* **What you are asked to do**
Go through the records and report each line in which the word "placeholder" occurs.

### Task material ###

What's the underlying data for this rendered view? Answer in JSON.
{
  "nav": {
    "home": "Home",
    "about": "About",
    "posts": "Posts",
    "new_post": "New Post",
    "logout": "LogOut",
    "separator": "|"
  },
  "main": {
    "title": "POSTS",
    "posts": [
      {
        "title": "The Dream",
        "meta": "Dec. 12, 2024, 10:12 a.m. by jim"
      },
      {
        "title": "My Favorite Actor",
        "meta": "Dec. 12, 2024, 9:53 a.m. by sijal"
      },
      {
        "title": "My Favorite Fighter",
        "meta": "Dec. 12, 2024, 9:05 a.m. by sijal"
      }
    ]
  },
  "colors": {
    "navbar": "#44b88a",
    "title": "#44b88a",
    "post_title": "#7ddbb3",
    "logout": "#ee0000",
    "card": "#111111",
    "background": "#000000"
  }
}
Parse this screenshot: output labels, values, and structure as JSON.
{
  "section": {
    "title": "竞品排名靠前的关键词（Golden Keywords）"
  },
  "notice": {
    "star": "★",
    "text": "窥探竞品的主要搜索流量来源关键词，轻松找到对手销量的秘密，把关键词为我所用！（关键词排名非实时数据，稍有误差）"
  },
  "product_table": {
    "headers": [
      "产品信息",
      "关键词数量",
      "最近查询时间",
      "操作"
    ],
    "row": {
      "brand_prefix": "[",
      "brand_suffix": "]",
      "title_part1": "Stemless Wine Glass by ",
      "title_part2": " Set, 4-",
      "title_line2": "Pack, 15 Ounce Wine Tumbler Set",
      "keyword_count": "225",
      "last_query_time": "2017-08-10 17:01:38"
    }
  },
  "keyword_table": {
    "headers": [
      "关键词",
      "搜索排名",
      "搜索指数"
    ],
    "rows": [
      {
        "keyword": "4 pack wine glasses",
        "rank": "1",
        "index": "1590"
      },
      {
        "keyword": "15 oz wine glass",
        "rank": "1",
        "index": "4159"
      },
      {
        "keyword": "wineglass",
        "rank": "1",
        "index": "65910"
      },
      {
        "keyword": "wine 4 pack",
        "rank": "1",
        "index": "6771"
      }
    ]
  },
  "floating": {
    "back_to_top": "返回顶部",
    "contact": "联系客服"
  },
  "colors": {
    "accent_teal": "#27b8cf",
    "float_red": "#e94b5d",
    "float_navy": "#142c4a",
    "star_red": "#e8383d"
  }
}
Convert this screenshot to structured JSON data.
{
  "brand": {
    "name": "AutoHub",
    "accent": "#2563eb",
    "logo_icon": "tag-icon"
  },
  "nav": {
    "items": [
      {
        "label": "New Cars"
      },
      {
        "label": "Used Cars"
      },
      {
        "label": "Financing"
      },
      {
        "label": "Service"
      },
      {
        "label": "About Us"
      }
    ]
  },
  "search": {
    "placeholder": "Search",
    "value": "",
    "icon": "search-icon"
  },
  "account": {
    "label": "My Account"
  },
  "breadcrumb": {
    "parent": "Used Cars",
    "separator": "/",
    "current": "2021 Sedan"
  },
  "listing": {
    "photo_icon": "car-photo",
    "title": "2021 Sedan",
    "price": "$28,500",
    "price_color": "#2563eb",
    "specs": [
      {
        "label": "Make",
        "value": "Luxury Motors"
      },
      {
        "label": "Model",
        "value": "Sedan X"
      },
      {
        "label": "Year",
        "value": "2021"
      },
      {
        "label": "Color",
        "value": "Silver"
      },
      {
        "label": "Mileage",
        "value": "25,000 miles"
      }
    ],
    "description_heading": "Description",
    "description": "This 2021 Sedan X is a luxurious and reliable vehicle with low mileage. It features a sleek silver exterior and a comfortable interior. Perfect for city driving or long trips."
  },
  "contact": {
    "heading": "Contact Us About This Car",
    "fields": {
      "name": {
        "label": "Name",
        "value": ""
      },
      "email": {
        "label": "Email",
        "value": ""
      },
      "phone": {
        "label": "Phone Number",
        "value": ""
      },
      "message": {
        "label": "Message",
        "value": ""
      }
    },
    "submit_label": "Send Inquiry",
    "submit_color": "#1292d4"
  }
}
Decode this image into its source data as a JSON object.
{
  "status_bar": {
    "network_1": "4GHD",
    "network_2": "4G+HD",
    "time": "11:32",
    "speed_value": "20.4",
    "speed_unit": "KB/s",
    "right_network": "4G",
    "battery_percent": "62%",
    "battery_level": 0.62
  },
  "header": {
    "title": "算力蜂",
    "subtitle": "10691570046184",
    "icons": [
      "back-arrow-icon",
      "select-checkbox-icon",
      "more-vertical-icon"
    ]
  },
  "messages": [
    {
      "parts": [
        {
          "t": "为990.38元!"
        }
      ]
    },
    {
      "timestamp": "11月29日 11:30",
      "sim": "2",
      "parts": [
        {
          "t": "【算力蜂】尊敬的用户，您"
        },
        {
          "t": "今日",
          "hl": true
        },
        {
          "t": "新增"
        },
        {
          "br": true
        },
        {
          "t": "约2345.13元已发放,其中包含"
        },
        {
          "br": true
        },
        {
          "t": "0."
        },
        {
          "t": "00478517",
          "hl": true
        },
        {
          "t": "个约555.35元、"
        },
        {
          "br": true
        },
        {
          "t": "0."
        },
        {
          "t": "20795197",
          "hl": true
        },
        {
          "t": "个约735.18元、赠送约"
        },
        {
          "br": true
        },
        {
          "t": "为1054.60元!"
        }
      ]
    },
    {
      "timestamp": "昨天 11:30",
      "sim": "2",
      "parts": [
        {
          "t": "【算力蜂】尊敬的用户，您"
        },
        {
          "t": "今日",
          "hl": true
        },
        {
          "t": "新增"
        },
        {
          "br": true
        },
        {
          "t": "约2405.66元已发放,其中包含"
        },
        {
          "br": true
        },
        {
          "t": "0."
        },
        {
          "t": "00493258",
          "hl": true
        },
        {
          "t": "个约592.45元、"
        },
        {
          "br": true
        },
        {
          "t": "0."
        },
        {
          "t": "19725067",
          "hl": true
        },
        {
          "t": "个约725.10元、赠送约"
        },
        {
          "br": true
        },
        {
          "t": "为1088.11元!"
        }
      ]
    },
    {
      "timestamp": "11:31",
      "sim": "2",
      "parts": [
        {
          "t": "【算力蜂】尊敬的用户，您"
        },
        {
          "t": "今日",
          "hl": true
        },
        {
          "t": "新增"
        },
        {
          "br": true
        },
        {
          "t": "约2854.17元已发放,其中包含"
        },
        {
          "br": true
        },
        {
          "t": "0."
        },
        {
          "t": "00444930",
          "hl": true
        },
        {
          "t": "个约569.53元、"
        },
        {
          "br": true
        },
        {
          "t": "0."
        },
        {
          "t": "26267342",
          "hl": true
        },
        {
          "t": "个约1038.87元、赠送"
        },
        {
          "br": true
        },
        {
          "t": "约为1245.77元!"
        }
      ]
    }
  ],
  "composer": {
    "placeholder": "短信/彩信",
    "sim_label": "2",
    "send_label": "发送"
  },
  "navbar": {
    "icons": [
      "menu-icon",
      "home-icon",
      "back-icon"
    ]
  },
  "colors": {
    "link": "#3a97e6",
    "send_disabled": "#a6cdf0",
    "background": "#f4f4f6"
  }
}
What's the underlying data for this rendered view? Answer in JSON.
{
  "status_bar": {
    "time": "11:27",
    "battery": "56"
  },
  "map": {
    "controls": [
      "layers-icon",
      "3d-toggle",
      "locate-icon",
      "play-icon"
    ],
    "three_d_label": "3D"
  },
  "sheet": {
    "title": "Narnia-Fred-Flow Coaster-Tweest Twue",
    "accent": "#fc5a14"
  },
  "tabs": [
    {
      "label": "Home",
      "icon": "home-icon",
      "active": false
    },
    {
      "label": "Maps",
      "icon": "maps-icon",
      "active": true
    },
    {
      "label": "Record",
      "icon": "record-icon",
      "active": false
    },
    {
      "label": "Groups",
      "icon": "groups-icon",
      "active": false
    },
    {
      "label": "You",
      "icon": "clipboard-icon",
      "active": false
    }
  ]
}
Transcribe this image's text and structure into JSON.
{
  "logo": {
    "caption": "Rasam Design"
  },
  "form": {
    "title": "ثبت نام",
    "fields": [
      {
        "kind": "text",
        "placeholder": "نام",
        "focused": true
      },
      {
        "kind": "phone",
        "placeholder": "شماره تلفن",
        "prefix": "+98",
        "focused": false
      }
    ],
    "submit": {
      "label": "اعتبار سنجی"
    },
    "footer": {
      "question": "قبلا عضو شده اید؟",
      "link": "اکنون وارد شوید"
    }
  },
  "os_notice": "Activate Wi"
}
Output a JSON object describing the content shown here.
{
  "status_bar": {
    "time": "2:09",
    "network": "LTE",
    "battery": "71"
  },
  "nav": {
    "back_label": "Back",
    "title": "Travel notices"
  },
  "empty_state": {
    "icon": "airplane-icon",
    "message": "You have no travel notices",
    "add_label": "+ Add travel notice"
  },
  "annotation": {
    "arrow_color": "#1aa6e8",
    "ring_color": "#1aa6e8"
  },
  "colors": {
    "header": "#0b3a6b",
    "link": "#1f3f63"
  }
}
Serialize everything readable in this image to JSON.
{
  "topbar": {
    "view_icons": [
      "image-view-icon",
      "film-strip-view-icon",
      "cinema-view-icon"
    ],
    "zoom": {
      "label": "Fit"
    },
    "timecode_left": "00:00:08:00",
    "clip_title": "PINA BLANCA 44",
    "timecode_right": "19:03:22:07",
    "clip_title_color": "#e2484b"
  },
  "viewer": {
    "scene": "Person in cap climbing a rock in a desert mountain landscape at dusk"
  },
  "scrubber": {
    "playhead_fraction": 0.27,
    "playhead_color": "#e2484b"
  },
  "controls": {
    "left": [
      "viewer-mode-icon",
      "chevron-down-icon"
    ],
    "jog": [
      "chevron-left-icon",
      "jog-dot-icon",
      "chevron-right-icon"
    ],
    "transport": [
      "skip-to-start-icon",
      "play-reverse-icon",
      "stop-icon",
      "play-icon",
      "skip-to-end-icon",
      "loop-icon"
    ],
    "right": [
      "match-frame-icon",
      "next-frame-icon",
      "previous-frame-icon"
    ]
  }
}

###

* **Worked solution**
    "placeholder": "Search",
    "placeholder": "短信/彩信",
        "placeholder": "نام",
        "placeholder": "شماره تلفن",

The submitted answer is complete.